THE MAIL SEX.
THE settlement of the genders of things is whimsically capricioui. The neuter, the law of grammar, is very impatiently borne by the vulgar ; and we may observe that in the range of their technical vocabulary they generally set it aside, and substitute the masculine. Workmen give to their tools, &c. the proriouns he, him, and his. Aquatic vessels have been dubbed feminine by sailors, perhaps causli honoris ; or possibly by the rule of opposites, because they are priva- tive of female society. The sun is a gentleman, and the moon a lady, by classical prescription rather than any consistency with the laws of propriety, considering that she walks by night.
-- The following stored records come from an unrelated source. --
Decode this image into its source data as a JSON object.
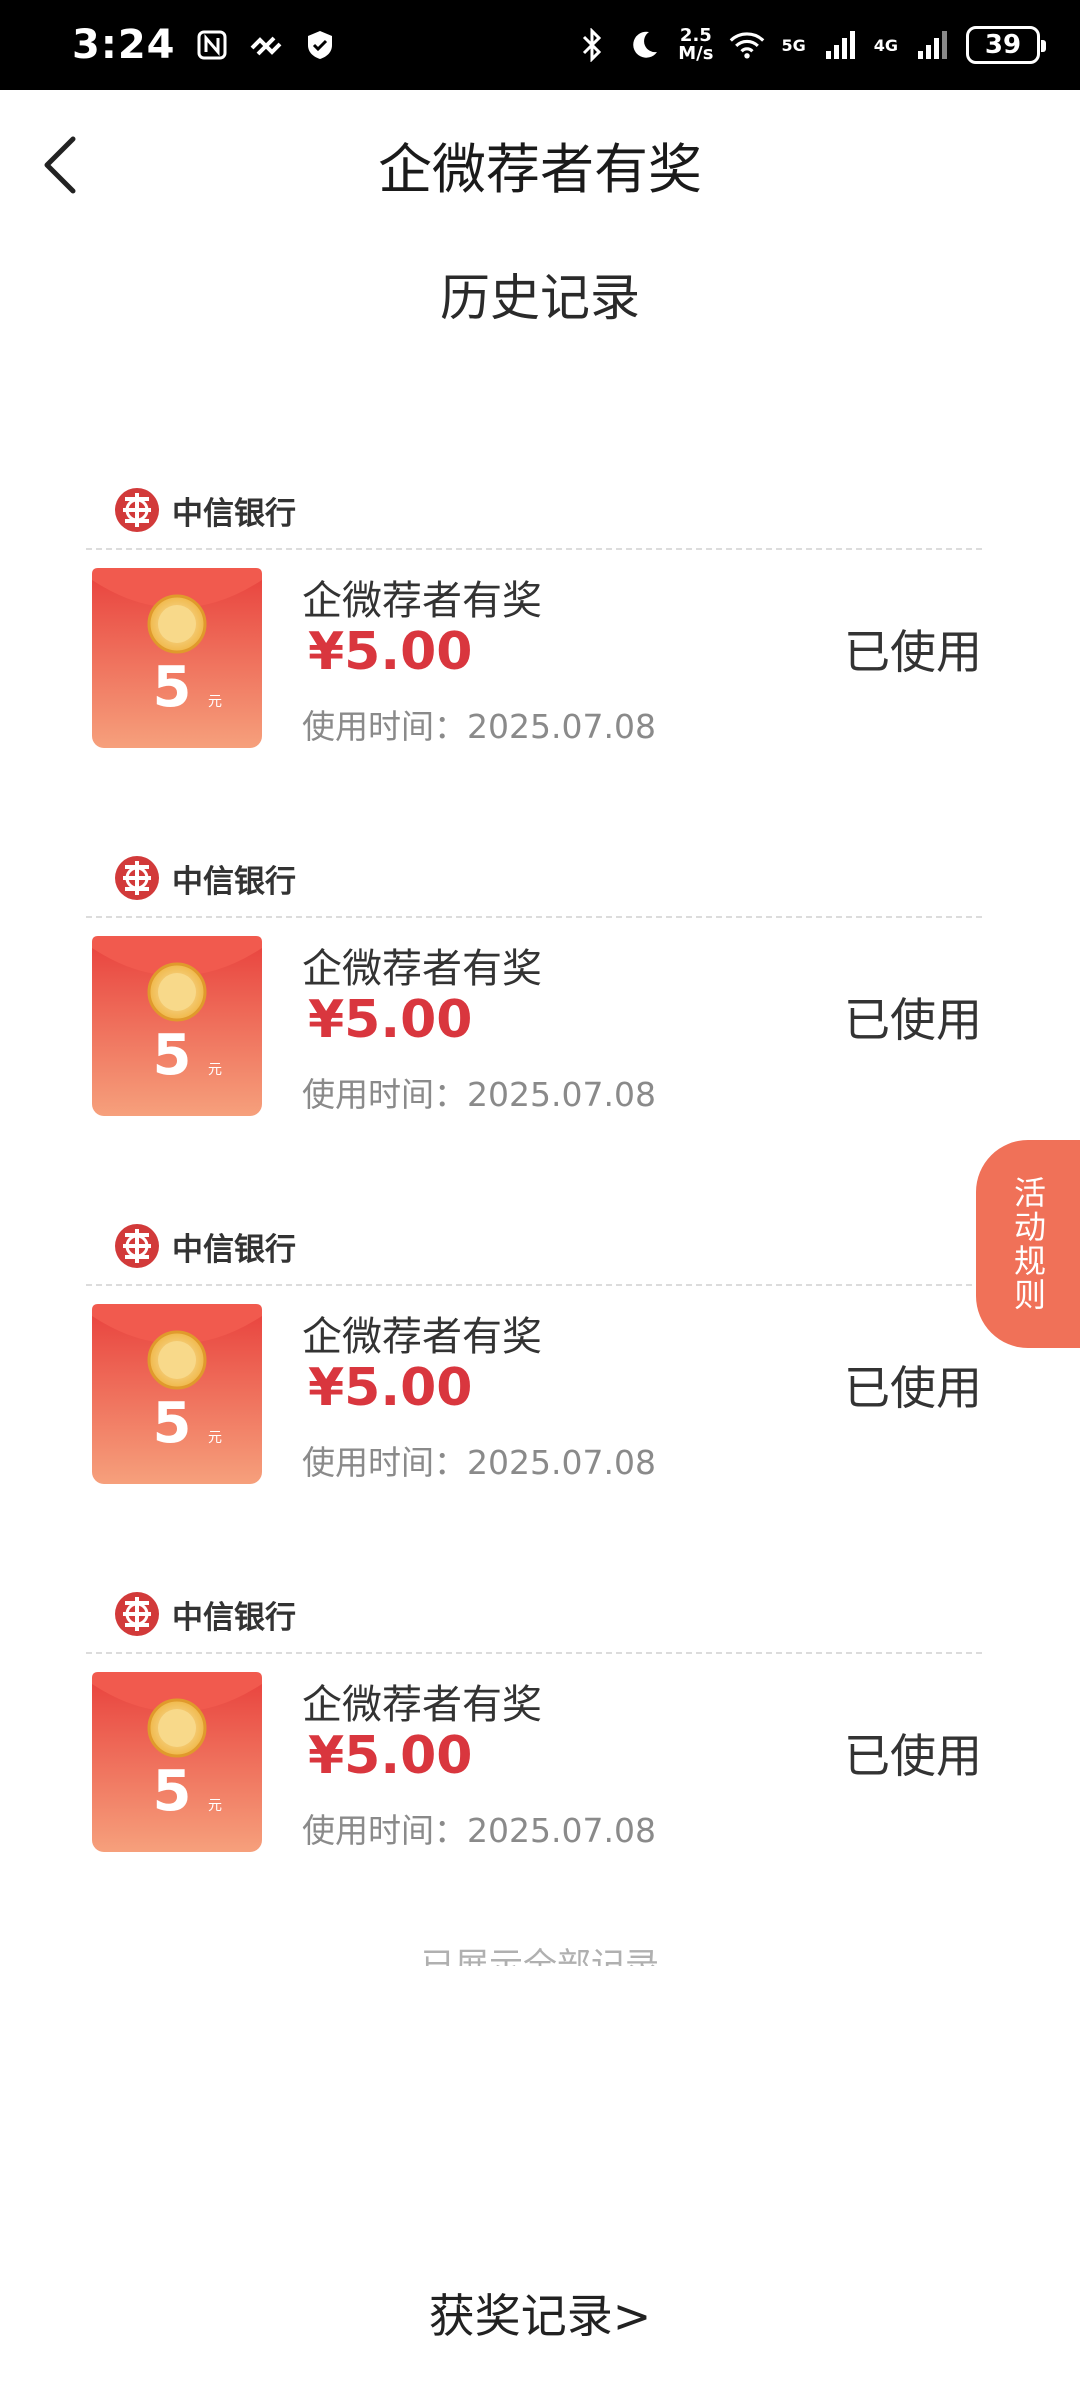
{
  "status_bar": {
    "time": "3:24",
    "speed_top": "2.5",
    "speed_bottom": "M/s",
    "net_5g": "5G",
    "net_4g": "4G",
    "battery": "39"
  },
  "header": {
    "title": "企微荐者有奖"
  },
  "section": {
    "title": "历史记录"
  },
  "records": [
    {
      "bank": "中信银行",
      "title": "企微荐者有奖",
      "amount": "¥5.00",
      "time": "使用时间：2025.07.08",
      "status": "已使用",
      "badge_value": "5",
      "badge_unit": "元"
    },
    {
      "bank": "中信银行",
      "title": "企微荐者有奖",
      "amount": "¥5.00",
      "time": "使用时间：2025.07.08",
      "status": "已使用",
      "badge_value": "5",
      "badge_unit": "元"
    },
    {
      "bank": "中信银行",
      "title": "企微荐者有奖",
      "amount": "¥5.00",
      "time": "使用时间：2025.07.08",
      "status": "已使用",
      "badge_value": "5",
      "badge_unit": "元"
    },
    {
      "bank": "中信银行",
      "title": "企微荐者有奖",
      "amount": "¥5.00",
      "time": "使用时间：2025.07.08",
      "status": "已使用",
      "badge_value": "5",
      "badge_unit": "元"
    }
  ],
  "footer": {
    "end_text": "已展示全部记录",
    "award_link": "获奖记录>"
  },
  "side_tab": {
    "label": "活动规则"
  },
  "colors": {
    "accent_red": "#d9363e",
    "rules_tab": "#f07158"
  }
}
But the oddest and newest arrangement of genders is now before us. In a letter published in the newspapers, describing a late storm in Scotland, we perceive that the mail is made feminine :— " On the road from Crieff to Perth, the mail was frequently interrupted by large trees being blown down across the road, which had to be cut asunder and removed before she could proceed."